[Opening RECORDS SUPPLIED section]
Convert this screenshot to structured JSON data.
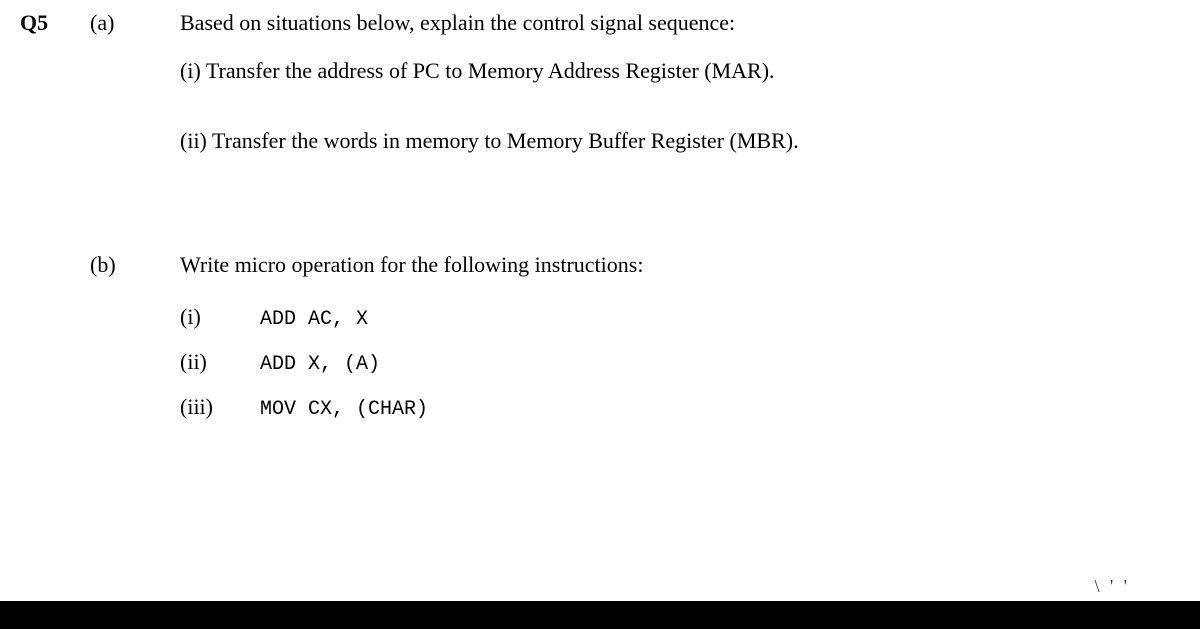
{
  "question": {
    "number": "Q5",
    "parts": {
      "a": {
        "label": "(a)",
        "prompt": "Based on situations below, explain the control signal sequence:",
        "items": [
          {
            "marker": "(i)",
            "text": "Transfer the address of PC to Memory Address Register (MAR)."
          },
          {
            "marker": "(ii)",
            "text": "Transfer the words in memory to Memory Buffer Register (MBR)."
          }
        ]
      },
      "b": {
        "label": "(b)",
        "prompt": "Write micro operation for the following instructions:",
        "items": [
          {
            "marker": "(i)",
            "code": "ADD AC, X"
          },
          {
            "marker": "(ii)",
            "code": "ADD X, (A)"
          },
          {
            "marker": "(iii)",
            "code": "MOV CX, (CHAR)"
          }
        ]
      }
    }
  },
  "scribble": "\\ ' '"
}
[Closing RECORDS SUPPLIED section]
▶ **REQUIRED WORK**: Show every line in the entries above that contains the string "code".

▶ **ANSWER TO THE EXERCISE**:
            "code": "ADD AC, X"
            "code": "ADD X, (A)"
            "code": "MOV CX, (CHAR)"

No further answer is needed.